From the data that follows, report the number of lines including "type", and only that number.

> [Supplied material]

****

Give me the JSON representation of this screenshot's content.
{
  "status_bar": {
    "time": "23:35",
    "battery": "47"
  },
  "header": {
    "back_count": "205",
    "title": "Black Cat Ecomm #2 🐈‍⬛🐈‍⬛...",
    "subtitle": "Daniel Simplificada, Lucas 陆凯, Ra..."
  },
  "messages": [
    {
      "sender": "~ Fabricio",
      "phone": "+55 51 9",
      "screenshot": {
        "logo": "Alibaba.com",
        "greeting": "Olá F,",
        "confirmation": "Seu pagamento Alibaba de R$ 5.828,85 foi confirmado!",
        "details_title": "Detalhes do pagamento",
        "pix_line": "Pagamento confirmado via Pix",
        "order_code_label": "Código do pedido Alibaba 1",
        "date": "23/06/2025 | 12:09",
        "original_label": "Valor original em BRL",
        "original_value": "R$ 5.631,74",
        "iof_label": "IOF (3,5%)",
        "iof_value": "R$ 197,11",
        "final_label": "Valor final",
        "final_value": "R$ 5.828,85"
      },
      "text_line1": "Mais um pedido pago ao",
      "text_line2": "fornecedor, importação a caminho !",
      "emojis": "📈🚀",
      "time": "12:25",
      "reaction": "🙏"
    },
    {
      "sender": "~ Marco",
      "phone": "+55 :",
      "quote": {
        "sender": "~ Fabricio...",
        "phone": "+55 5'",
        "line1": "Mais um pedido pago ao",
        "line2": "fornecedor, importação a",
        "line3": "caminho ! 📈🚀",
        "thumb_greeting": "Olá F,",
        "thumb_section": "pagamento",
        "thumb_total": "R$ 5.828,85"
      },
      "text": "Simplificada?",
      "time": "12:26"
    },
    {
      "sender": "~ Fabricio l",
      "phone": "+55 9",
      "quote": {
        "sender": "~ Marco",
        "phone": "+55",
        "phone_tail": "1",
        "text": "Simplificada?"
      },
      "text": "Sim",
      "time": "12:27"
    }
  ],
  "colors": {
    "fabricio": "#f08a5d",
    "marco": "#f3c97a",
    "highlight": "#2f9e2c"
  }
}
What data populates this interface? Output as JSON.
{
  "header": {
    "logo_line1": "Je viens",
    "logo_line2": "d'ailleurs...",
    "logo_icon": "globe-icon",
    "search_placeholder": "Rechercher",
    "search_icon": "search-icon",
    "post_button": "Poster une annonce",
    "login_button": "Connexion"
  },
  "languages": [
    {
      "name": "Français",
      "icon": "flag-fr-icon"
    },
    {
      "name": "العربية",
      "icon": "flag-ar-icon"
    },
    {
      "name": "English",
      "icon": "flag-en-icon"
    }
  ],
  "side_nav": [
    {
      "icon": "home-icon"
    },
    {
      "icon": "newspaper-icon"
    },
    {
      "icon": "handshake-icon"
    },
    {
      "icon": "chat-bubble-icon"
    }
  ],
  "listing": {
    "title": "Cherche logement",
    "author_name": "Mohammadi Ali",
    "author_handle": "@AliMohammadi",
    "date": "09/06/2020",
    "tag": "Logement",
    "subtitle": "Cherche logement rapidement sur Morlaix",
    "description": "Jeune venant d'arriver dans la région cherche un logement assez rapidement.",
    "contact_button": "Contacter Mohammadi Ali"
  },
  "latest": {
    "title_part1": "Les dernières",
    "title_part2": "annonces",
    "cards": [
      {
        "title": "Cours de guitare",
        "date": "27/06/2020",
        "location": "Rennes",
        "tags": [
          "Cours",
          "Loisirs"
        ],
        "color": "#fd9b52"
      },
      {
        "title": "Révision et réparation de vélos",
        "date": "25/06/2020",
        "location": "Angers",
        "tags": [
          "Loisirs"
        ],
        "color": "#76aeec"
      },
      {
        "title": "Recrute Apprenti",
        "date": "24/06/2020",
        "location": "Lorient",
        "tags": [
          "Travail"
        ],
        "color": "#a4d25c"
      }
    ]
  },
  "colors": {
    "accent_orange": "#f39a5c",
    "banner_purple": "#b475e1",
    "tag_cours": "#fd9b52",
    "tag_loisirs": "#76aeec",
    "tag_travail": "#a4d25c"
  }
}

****

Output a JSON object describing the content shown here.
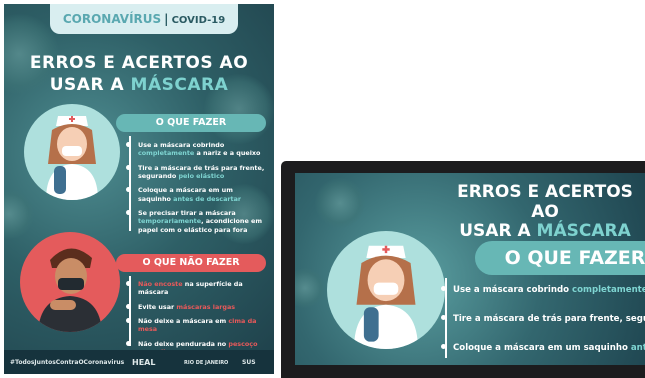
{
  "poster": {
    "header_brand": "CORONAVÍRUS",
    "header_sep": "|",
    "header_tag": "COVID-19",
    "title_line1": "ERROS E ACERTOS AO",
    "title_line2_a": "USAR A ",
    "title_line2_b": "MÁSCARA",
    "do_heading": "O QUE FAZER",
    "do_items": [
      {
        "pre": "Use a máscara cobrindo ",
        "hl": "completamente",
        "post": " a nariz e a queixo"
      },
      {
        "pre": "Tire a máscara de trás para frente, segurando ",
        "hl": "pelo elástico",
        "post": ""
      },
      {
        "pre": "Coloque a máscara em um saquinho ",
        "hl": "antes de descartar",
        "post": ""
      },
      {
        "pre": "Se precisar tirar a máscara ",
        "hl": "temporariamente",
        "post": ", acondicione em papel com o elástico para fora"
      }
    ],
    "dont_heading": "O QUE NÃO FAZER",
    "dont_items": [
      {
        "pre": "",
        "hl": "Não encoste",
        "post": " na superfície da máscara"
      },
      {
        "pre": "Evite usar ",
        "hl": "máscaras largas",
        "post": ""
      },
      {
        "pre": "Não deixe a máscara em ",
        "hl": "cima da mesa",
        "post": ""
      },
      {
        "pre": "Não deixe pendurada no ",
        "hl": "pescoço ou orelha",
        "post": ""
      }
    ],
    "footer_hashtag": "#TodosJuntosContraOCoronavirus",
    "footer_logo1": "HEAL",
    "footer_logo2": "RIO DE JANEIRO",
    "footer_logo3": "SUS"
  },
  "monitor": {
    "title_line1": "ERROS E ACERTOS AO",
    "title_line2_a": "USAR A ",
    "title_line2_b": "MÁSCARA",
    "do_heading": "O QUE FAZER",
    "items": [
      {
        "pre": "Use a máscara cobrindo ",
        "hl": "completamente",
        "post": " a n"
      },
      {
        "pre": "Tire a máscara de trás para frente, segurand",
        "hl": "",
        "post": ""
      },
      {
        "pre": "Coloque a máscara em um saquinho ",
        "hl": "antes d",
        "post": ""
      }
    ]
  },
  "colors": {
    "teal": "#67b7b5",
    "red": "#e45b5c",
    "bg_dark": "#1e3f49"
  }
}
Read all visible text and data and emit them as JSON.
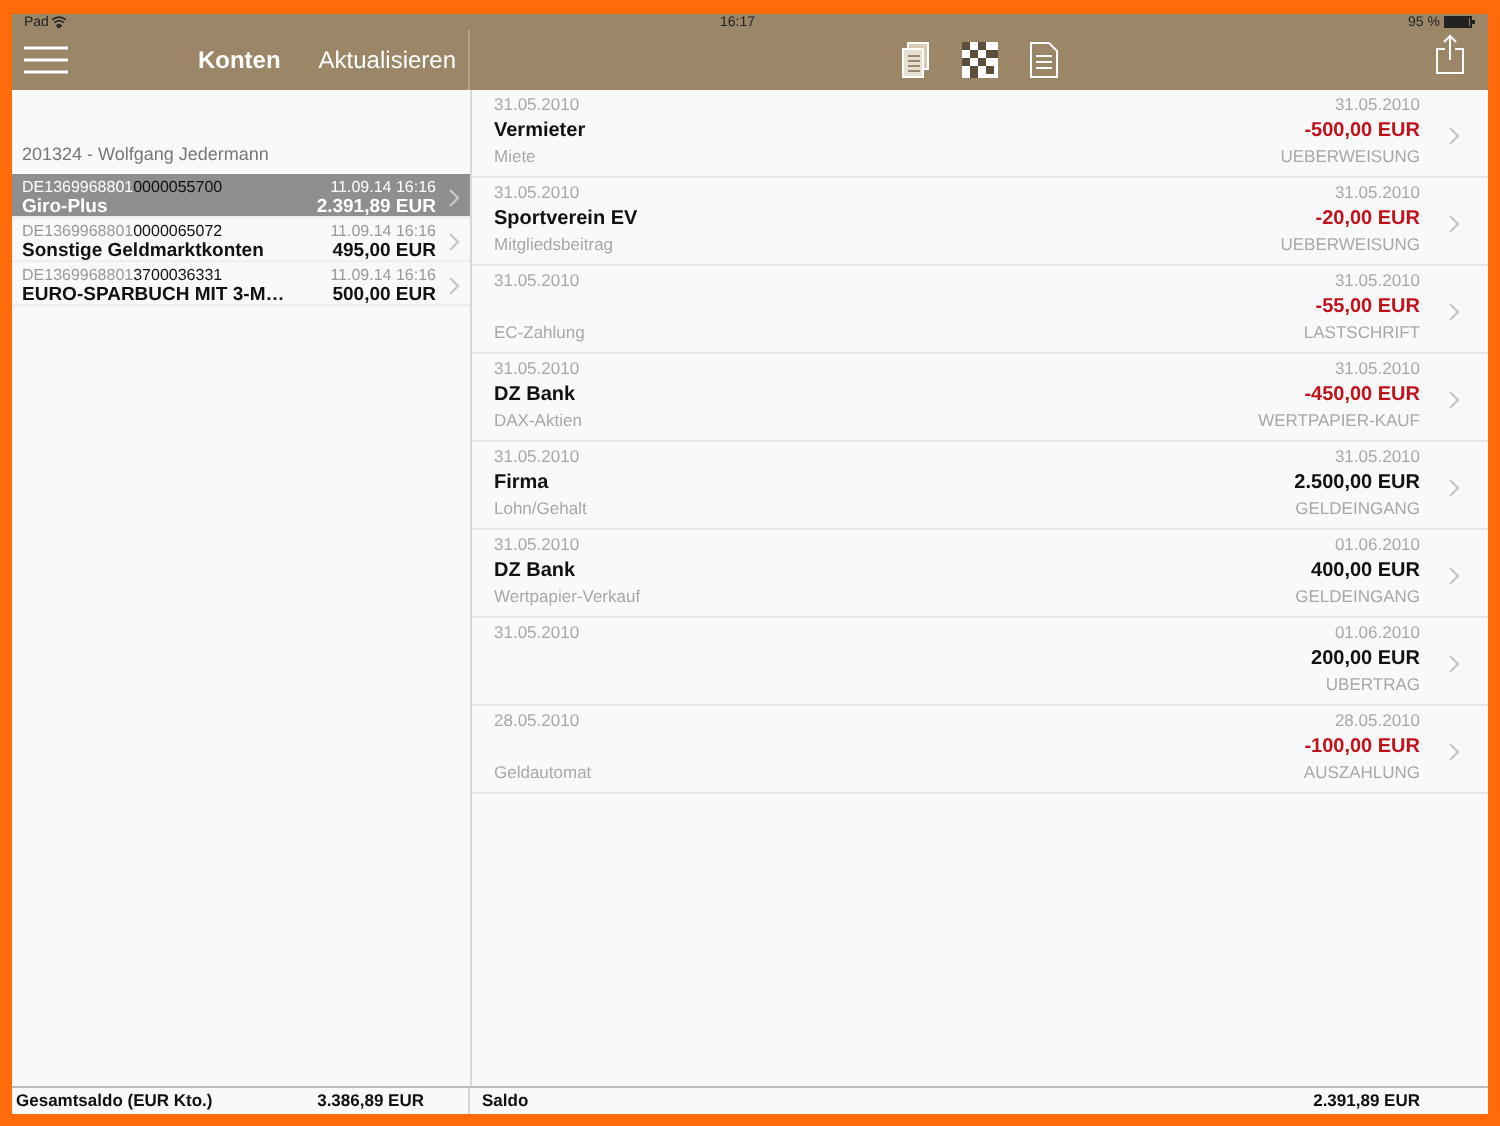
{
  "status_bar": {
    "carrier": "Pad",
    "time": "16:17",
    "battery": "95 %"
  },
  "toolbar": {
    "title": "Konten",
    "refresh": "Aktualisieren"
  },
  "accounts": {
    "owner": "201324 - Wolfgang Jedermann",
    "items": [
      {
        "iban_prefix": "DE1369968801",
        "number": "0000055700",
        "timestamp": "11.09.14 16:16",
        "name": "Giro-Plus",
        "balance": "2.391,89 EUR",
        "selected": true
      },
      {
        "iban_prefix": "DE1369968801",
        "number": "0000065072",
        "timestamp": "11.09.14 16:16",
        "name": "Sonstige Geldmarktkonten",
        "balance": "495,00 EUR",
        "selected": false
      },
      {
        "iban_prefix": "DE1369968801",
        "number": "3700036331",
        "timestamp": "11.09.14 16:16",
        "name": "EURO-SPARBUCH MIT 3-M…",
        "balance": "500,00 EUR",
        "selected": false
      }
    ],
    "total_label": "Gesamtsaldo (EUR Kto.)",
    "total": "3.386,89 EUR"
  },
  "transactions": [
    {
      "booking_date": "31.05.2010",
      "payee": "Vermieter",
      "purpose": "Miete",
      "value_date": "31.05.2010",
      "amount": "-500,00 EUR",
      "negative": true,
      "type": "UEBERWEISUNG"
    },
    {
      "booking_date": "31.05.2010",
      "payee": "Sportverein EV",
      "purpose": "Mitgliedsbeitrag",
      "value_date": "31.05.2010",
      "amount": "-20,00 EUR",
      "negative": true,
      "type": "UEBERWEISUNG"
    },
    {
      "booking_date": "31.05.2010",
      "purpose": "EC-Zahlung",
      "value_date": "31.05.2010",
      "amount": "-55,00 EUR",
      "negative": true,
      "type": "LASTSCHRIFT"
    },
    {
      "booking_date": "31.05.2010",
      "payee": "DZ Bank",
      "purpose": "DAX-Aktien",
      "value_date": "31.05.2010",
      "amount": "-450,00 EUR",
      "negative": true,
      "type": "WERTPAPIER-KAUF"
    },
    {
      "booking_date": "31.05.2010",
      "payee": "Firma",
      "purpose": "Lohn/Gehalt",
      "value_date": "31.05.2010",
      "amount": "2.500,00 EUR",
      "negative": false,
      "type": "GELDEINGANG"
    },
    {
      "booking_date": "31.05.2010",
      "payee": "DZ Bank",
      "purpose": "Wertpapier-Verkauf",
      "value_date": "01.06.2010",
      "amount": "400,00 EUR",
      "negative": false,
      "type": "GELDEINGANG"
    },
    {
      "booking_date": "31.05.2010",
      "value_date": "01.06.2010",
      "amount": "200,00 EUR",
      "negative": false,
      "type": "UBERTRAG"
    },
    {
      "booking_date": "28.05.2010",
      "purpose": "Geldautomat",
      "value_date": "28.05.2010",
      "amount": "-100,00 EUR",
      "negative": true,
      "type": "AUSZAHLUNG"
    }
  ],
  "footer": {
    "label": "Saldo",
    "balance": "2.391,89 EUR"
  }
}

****

> [Written solution]
8